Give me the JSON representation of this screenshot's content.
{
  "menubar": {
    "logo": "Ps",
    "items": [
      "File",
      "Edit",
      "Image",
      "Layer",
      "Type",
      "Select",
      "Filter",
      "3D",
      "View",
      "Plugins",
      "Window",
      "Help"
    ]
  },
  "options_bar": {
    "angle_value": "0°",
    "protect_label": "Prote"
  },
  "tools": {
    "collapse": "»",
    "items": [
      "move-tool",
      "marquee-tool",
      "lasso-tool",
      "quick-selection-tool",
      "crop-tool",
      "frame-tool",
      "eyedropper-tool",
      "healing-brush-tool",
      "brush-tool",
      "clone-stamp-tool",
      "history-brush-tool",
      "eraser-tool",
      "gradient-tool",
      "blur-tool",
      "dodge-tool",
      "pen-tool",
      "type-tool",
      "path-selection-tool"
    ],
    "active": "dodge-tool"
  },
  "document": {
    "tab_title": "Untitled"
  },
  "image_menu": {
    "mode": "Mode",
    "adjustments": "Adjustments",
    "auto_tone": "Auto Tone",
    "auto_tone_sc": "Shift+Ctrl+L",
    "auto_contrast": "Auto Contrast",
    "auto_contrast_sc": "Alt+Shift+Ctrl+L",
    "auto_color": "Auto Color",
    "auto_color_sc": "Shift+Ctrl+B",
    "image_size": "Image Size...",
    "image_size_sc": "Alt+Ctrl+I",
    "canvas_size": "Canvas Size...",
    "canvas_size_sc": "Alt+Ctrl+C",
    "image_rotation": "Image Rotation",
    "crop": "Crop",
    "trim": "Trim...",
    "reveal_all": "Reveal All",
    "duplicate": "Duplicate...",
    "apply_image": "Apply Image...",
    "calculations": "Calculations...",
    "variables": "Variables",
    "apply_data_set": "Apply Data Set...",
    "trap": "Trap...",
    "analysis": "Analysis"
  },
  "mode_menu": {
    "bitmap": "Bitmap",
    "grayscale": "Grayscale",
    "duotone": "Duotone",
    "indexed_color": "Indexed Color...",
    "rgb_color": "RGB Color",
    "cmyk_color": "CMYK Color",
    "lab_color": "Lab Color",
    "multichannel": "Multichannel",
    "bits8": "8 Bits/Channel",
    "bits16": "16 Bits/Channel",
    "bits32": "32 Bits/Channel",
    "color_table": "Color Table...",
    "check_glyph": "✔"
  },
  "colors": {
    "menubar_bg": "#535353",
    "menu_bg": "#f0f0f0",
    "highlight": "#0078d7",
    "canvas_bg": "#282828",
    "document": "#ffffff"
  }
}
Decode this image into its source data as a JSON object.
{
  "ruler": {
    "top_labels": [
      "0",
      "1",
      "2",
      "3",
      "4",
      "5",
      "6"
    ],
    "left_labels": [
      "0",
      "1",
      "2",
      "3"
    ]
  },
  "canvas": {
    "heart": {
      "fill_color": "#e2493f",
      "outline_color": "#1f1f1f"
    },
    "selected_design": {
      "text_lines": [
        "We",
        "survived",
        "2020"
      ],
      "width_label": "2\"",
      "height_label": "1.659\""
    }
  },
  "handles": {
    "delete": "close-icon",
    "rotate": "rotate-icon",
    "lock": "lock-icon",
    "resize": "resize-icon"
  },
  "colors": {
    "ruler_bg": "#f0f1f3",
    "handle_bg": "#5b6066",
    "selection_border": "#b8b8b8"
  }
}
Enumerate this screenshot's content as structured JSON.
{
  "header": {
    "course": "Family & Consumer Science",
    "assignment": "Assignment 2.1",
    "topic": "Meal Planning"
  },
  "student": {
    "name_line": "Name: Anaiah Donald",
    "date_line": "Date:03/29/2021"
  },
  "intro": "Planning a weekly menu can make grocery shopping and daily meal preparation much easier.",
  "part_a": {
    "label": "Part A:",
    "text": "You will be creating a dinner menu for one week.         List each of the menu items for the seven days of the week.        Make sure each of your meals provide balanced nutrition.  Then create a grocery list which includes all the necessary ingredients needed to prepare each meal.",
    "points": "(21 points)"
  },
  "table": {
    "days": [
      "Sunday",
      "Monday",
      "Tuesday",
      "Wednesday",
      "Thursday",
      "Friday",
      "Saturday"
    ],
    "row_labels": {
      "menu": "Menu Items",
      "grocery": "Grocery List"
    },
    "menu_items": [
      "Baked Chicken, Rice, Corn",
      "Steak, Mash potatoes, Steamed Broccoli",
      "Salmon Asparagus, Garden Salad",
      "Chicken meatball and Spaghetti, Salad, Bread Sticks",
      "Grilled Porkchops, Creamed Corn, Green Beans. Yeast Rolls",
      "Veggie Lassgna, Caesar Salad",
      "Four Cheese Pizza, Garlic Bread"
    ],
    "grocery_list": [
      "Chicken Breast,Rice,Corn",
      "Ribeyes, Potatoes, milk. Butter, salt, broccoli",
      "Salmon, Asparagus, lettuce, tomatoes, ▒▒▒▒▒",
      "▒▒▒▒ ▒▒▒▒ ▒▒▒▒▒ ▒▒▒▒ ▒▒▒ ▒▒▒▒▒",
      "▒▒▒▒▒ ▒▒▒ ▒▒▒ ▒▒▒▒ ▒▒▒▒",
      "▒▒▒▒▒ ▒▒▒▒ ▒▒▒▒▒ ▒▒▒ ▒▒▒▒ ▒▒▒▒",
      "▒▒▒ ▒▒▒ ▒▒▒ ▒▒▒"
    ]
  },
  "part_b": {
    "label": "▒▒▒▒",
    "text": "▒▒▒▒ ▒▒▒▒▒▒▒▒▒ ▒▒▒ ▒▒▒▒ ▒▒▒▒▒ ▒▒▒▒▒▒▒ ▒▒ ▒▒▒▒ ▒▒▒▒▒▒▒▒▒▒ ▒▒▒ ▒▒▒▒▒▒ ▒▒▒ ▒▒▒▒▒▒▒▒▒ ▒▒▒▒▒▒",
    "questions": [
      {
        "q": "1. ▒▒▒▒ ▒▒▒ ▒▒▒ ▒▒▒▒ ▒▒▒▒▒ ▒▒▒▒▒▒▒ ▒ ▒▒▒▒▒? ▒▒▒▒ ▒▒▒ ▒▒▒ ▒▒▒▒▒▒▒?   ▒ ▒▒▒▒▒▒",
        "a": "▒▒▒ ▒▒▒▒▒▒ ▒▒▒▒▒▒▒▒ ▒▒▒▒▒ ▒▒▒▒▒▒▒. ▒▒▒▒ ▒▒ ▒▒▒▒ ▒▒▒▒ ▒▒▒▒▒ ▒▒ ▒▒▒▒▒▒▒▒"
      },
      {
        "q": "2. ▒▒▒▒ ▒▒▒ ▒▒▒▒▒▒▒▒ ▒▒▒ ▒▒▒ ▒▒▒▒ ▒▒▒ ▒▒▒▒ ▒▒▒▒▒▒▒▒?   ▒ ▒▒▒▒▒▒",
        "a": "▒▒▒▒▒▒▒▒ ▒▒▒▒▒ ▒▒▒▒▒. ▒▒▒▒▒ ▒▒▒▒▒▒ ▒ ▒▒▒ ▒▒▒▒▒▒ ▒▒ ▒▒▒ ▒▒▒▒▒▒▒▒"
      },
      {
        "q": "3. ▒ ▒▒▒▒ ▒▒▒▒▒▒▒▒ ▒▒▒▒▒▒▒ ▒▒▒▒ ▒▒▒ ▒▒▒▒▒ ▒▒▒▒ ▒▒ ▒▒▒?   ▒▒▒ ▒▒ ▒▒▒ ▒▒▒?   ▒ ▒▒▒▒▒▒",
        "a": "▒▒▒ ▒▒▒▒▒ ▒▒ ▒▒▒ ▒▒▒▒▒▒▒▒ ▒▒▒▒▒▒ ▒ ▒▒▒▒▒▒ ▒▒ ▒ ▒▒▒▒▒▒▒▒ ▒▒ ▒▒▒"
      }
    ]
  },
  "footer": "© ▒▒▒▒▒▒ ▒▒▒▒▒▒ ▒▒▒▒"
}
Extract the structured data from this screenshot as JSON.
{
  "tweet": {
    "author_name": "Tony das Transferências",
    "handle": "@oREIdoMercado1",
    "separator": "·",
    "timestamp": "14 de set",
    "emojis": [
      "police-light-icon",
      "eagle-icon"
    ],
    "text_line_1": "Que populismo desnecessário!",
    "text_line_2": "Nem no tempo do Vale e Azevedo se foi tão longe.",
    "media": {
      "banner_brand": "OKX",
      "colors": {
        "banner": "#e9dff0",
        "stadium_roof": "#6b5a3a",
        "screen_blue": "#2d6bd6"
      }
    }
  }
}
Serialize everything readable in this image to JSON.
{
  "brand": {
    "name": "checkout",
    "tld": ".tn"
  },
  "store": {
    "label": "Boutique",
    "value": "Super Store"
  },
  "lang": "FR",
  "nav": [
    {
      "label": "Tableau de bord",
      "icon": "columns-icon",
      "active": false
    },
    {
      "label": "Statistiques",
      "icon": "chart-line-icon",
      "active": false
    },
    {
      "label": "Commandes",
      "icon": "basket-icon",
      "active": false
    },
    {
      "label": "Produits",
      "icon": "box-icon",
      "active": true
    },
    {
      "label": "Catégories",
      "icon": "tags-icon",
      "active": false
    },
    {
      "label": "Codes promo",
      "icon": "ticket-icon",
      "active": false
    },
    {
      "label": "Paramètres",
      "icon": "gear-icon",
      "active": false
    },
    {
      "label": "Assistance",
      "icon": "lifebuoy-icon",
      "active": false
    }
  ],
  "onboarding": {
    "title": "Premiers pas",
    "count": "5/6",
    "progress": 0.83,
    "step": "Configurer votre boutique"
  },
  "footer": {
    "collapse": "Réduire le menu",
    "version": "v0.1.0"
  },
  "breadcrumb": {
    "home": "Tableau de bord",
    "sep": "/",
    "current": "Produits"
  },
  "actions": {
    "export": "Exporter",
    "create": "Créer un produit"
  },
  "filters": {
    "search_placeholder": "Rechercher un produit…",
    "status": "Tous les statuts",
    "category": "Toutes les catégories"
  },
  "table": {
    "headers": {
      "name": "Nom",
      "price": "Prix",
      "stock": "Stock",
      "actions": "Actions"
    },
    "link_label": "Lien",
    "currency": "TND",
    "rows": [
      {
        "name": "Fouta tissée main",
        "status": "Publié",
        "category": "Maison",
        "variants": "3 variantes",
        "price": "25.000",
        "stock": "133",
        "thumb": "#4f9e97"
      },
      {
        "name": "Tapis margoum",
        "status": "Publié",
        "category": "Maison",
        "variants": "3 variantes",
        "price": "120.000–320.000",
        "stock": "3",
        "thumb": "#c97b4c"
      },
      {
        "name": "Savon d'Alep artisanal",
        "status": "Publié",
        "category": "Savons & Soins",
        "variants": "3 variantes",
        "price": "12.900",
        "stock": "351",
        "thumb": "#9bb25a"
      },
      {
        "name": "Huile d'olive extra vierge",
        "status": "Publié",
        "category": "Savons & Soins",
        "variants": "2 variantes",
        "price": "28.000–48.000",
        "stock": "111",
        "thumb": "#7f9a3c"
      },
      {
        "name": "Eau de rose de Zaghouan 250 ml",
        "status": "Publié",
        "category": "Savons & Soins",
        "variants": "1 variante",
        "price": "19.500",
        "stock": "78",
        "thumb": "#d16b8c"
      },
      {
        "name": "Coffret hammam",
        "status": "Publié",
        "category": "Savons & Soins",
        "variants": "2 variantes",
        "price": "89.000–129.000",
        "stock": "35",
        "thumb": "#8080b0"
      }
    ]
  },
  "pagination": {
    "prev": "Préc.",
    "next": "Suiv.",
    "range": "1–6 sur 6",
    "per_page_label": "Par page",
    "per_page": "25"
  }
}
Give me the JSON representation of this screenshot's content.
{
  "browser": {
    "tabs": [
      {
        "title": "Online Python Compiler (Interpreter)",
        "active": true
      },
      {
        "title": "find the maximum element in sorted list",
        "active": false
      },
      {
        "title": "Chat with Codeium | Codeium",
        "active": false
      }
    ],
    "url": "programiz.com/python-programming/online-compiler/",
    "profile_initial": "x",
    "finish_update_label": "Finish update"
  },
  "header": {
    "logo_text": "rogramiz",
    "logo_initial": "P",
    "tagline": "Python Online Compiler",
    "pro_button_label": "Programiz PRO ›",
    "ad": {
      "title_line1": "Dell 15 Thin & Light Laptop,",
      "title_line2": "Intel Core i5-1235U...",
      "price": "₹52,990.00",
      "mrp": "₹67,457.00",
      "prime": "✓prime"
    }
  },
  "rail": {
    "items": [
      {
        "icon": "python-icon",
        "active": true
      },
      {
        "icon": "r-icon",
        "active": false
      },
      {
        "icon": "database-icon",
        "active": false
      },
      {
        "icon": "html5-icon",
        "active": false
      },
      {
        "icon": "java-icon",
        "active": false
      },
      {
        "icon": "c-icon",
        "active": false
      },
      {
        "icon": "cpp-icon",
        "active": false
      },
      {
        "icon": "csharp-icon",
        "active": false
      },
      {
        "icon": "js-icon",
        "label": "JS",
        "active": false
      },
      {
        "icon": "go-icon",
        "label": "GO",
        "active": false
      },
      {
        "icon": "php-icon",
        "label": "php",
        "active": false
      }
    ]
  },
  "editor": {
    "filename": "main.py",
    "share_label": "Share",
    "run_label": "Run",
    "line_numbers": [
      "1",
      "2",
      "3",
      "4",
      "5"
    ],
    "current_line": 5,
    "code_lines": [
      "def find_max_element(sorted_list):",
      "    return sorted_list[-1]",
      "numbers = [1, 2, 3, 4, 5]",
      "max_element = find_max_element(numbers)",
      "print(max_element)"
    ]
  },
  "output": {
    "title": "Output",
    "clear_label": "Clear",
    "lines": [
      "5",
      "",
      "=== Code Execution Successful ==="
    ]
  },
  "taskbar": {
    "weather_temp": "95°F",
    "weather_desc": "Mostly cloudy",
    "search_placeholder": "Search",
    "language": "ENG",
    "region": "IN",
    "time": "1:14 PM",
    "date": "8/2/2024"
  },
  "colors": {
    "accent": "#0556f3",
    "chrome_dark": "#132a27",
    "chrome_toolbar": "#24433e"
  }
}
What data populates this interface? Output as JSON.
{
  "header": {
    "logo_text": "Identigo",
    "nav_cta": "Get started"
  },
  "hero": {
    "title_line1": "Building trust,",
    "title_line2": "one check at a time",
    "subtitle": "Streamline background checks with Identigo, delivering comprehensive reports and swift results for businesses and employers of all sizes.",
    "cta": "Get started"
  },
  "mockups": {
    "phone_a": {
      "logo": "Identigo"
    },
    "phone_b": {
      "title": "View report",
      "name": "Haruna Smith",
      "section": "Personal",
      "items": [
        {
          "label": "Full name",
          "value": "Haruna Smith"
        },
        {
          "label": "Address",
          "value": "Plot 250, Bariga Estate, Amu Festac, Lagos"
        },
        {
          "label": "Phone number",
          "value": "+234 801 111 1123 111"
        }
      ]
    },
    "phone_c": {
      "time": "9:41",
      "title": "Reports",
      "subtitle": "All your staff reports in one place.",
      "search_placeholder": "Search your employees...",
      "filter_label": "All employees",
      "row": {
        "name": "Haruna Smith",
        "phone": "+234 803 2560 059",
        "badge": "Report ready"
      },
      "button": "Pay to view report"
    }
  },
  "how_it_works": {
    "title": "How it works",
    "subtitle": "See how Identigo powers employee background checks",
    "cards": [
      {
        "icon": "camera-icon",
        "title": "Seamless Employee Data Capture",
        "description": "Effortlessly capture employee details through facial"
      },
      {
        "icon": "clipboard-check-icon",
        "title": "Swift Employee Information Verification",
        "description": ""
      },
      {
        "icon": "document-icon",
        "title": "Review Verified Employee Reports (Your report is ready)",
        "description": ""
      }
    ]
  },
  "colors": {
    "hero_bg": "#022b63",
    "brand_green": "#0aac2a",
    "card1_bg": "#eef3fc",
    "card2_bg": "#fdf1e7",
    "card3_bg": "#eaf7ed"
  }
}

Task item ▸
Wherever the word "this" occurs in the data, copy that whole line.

Written response ▸
Give me the JSON representation of this screenshot's content.
Decode this image into its source data as a JSON object.
Enumerate this screenshot's content as structured JSON.
Extract the structured data from this screenshot as JSON.
Serialize everything readable in this image to JSON.
Give me the JSON representation of this screenshot's content.
What data populates this interface? Output as JSON.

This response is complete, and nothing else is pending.